But that dream can quickly turn into a nightmare if you don’t have the right systems in place.
I worked with a company that landed a contract with an international department store chain.
One month’s order from them involved more of my client’s product than they had sold in the whole previous year. It was a cause for celebration and the sales team threw a party.
Then the realities of all the logistical requirements hit home.
All of the skids had to include an RFID tag (radio frequency identification) to identify the contents of the skid to the department store’s computer system.
The truck had to show up at the receiving dock at exactly the right time.
All of the shipping documentation had to be sent electronically (by EDI – Electronic Data Interchange).
If anything went wrong, the department store would reduce its payment to my client by a pre-set penalty.
That may not sound like much.
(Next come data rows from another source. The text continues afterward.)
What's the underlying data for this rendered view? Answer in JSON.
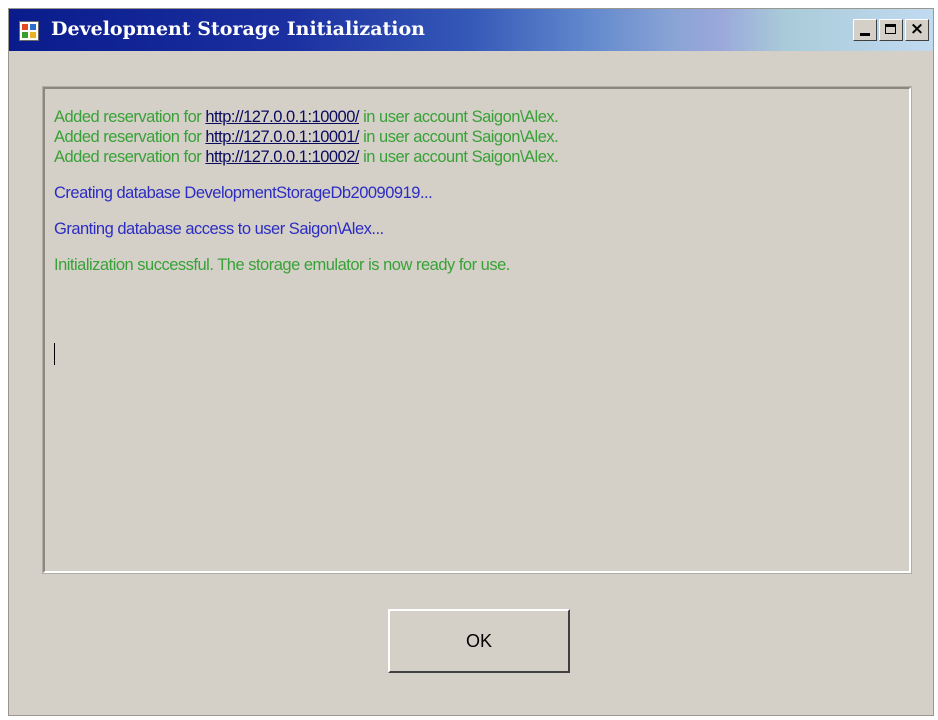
{
  "window": {
    "title": "Development Storage Initialization",
    "app_icon": "app-window-icon",
    "controls": {
      "minimize_icon": "minimize-icon",
      "maximize_icon": "maximize-icon",
      "close_symbol": "×"
    }
  },
  "log": {
    "reservation_prefix": "Added reservation for",
    "reservation_suffix": "in user account Saigon\\Alex.",
    "reservations": [
      "http://127.0.0.1:10000/",
      "http://127.0.0.1:10001/",
      "http://127.0.0.1:10002/"
    ],
    "creating": "Creating database DevelopmentStorageDb20090919...",
    "granting": "Granting database access to user Saigon\\Alex...",
    "success": "Initialization successful. The storage emulator is now ready for use."
  },
  "buttons": {
    "ok_label": "OK"
  },
  "colors": {
    "success_text": "#38a137",
    "info_text": "#2c2cc4",
    "link_text": "#0b0b5e",
    "window_face": "#d4d0c8"
  }
}
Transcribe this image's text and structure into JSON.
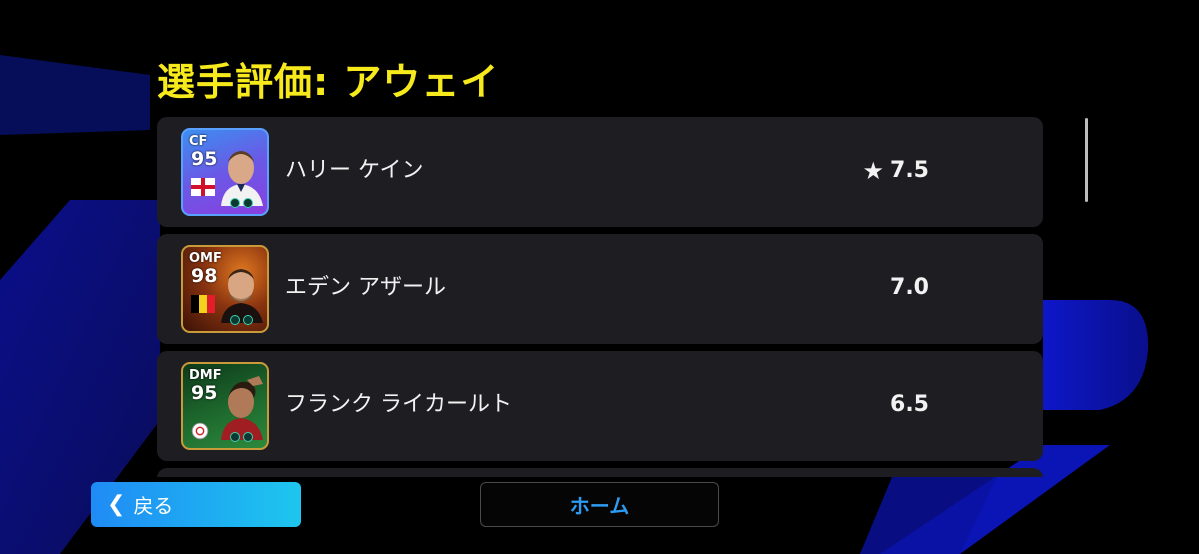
{
  "header": {
    "title": "選手評価: アウェイ"
  },
  "players": [
    {
      "position": "CF",
      "overall": "95",
      "name": "ハリー ケイン",
      "rating": "7.5",
      "has_star": true,
      "nation_flag": "england-flag",
      "card_colors": {
        "top": "#3c8ff0",
        "bottom": "#8a3fe0",
        "border": "#5aa0ff"
      }
    },
    {
      "position": "OMF",
      "overall": "98",
      "name": "エデン アザール",
      "rating": "7.0",
      "has_star": false,
      "nation_flag": "belgium-flag",
      "card_colors": {
        "top": "#3a1206",
        "bottom": "#c8601a",
        "border": "#c99a3a"
      }
    },
    {
      "position": "DMF",
      "overall": "95",
      "name": "フランク ライカールト",
      "rating": "6.5",
      "has_star": false,
      "nation_flag": "club-crest",
      "card_colors": {
        "top": "#0e3a1a",
        "bottom": "#2d8a3c",
        "border": "#c99a3a"
      }
    }
  ],
  "footer": {
    "back_label": "戻る",
    "home_label": "ホーム"
  },
  "colors": {
    "title": "#f7ea1c",
    "accent_blue": "#1f8bf5",
    "row_bg": "#1e1e22"
  }
}
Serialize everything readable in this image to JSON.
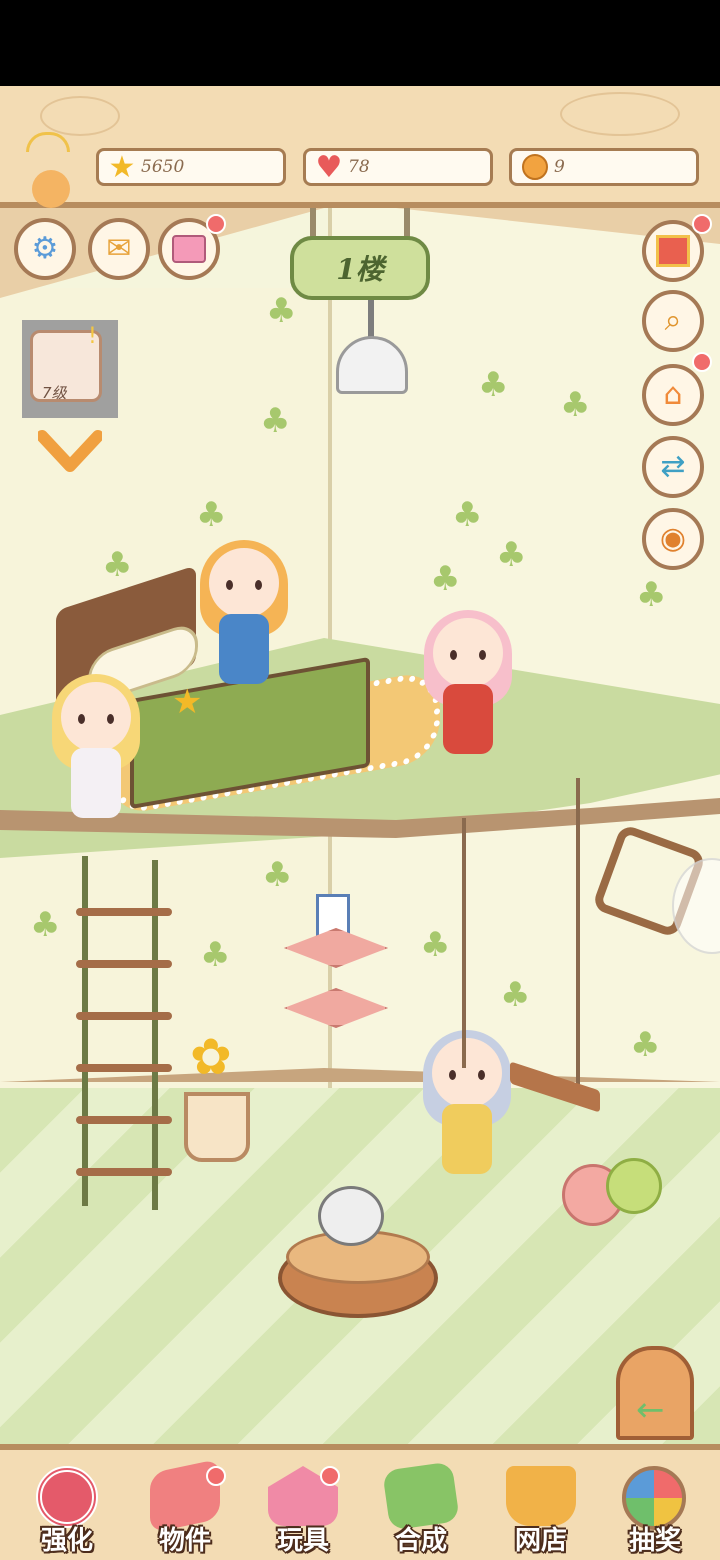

Just a few extra steps with each shipment, right?
Another part of the agreement had the six different ways the company forecasts demand and replenishes stock. They want to keep the minimum quantity on hand and avoid out of stock situations, meaning that suppliers have to be on their toes and respond immediately to new orders.
If my client had had a full featured ERP (Enterprise Resource Planning) system like Oracle or SAP, all of this would have been routine, but they were just a small operation.
So we tried our best to adapt, we created special reports that could be downloaded from the accounting system and made a big list in Excel for the staff to follow. It wasn’t ideal, but it worked.
But it would have been so much better if the client could have had a work flow system in place that would have sent email reminders to all of the staff about what steps they had to follow for each shipment.
So, let’s stand back a little and look at the best strategy for your systems if you are a medium sized company swimming with sharks.
You have your toe in the door, but have no way of knowing whether this is a one-shot deal or the start of something big.
In the long run, you would like to be able to ramp up your sales, production and systems so that you move up, but in the short run, that strategy is time consuming and expensive.
A good starting point is to upgrade one piece at a time, making sure that anything new you add will work to meet the current demand AND grow with you as you upgrade.
In this case, a work flow system would keep the staff on top of the vendor requirements, as well as supporting the company’s operations regardless of what the future holds.
— iDatix (@iDatix) July 18, 2012